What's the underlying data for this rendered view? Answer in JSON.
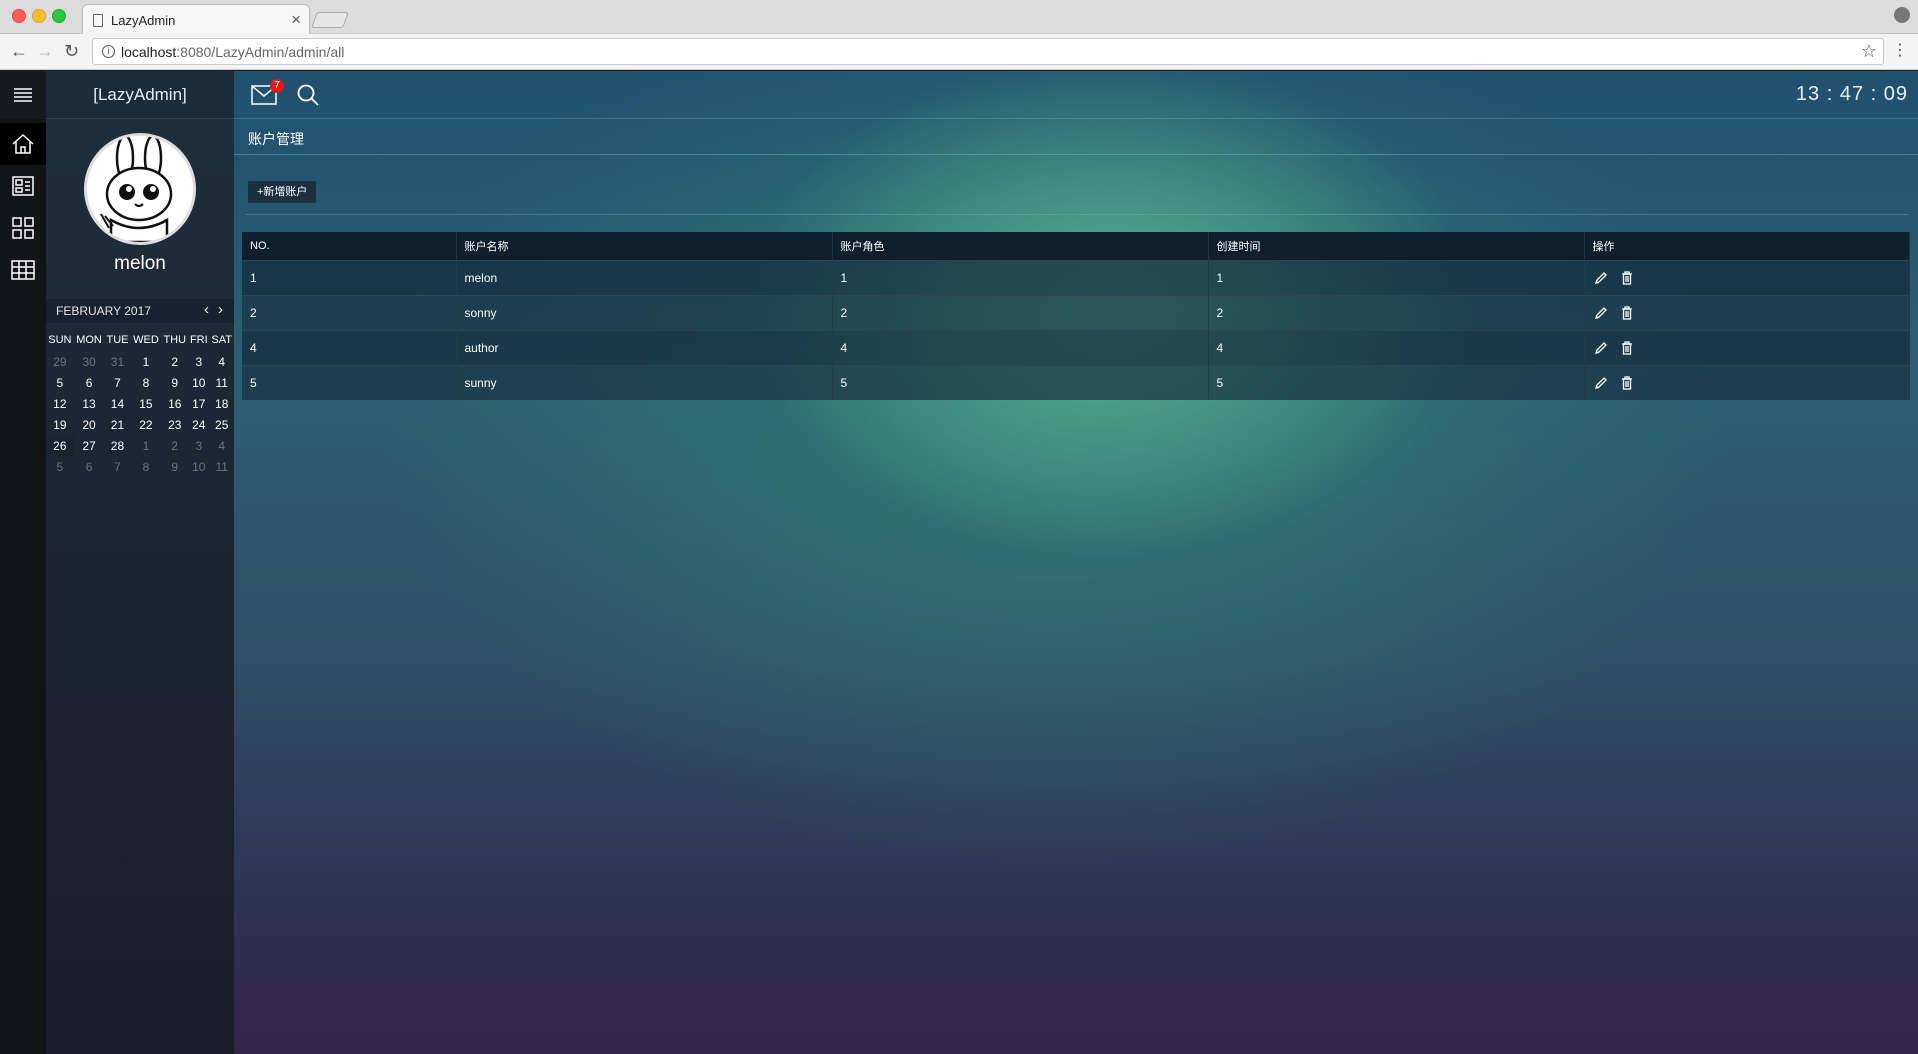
{
  "browser": {
    "tab_title": "LazyAdmin",
    "url_host": "localhost",
    "url_rest": ":8080/LazyAdmin/admin/all"
  },
  "app": {
    "brand": "[LazyAdmin]",
    "username": "melon",
    "mail_count": "7",
    "clock": "13 : 47 : 09",
    "page_title": "账户管理",
    "add_button_label": "+新增账户",
    "accent_color": "#1c2f3e"
  },
  "calendar": {
    "month_label": "FEBRUARY 2017",
    "weekdays": [
      "SUN",
      "MON",
      "TUE",
      "WED",
      "THU",
      "FRI",
      "SAT"
    ],
    "weeks": [
      [
        "29",
        "30",
        "31",
        "1",
        "2",
        "3",
        "4"
      ],
      [
        "5",
        "6",
        "7",
        "8",
        "9",
        "10",
        "11"
      ],
      [
        "12",
        "13",
        "14",
        "15",
        "16",
        "17",
        "18"
      ],
      [
        "19",
        "20",
        "21",
        "22",
        "23",
        "24",
        "25"
      ],
      [
        "26",
        "27",
        "28",
        "1",
        "2",
        "3",
        "4"
      ],
      [
        "5",
        "6",
        "7",
        "8",
        "9",
        "10",
        "11"
      ]
    ]
  },
  "table": {
    "headers": [
      "NO.",
      "账户名称",
      "账户角色",
      "创建时间",
      "操作"
    ],
    "rows": [
      {
        "no": "1",
        "name": "melon",
        "role": "1",
        "time": "1"
      },
      {
        "no": "2",
        "name": "sonny",
        "role": "2",
        "time": "2"
      },
      {
        "no": "4",
        "name": "author",
        "role": "4",
        "time": "4"
      },
      {
        "no": "5",
        "name": "sunny",
        "role": "5",
        "time": "5"
      }
    ]
  },
  "icons": {
    "sidebar": [
      "menu-icon",
      "home-icon",
      "dashboard-icon",
      "grid-icon",
      "table-icon"
    ],
    "row_actions": [
      "edit-icon",
      "delete-icon"
    ]
  }
}
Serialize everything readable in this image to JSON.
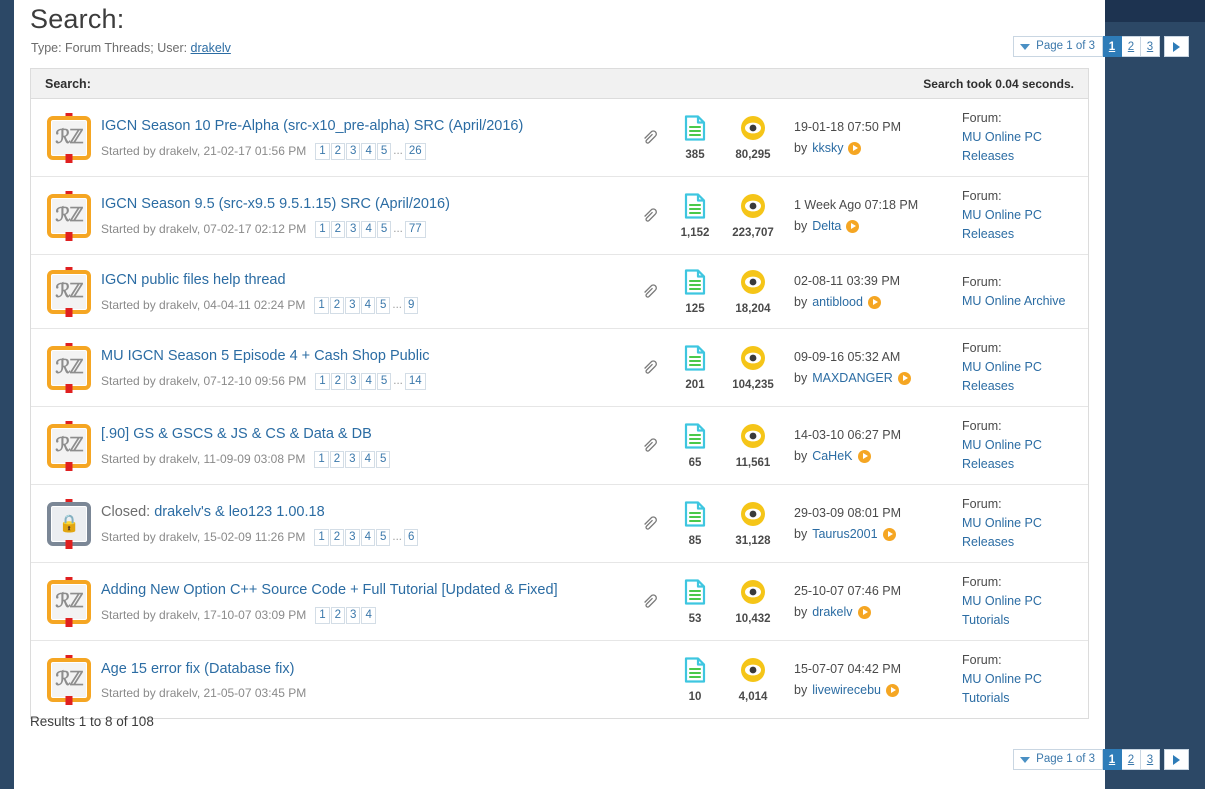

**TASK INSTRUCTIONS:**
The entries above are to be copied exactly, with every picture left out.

**RESPONSE:**
What's the underlying data for this rendered view? Answer in JSON.
{
  "browser": {
    "tab_title": "LazyAdmin",
    "url_host": "localhost",
    "url_rest": ":8080/LazyAdmin/admin/all"
  },
  "app": {
    "brand": "[LazyAdmin]",
    "username": "melon",
    "mail_count": "7",
    "clock": "13 : 47 : 09",
    "page_title": "账户管理",
    "add_button_label": "+新增账户",
    "accent_color": "#1c2f3e"
  },
  "calendar": {
    "month_label": "FEBRUARY 2017",
    "weekdays": [
      "SUN",
      "MON",
      "TUE",
      "WED",
      "THU",
      "FRI",
      "SAT"
    ],
    "weeks": [
      [
        "29",
        "30",
        "31",
        "1",
        "2",
        "3",
        "4"
      ],
      [
        "5",
        "6",
        "7",
        "8",
        "9",
        "10",
        "11"
      ],
      [
        "12",
        "13",
        "14",
        "15",
        "16",
        "17",
        "18"
      ],
      [
        "19",
        "20",
        "21",
        "22",
        "23",
        "24",
        "25"
      ],
      [
        "26",
        "27",
        "28",
        "1",
        "2",
        "3",
        "4"
      ],
      [
        "5",
        "6",
        "7",
        "8",
        "9",
        "10",
        "11"
      ]
    ]
  },
  "table": {
    "headers": [
      "NO.",
      "账户名称",
      "账户角色",
      "创建时间",
      "操作"
    ],
    "rows": [
      {
        "no": "1",
        "name": "melon",
        "role": "1",
        "time": "1"
      },
      {
        "no": "2",
        "name": "sonny",
        "role": "2",
        "time": "2"
      },
      {
        "no": "4",
        "name": "author",
        "role": "4",
        "time": "4"
      },
      {
        "no": "5",
        "name": "sunny",
        "role": "5",
        "time": "5"
      }
    ]
  },
  "icons": {
    "sidebar": [
      "menu-icon",
      "home-icon",
      "dashboard-icon",
      "grid-icon",
      "table-icon"
    ],
    "row_actions": [
      "edit-icon",
      "delete-icon"
    ]
  }
}
Serialize everything readable in this image to JSON.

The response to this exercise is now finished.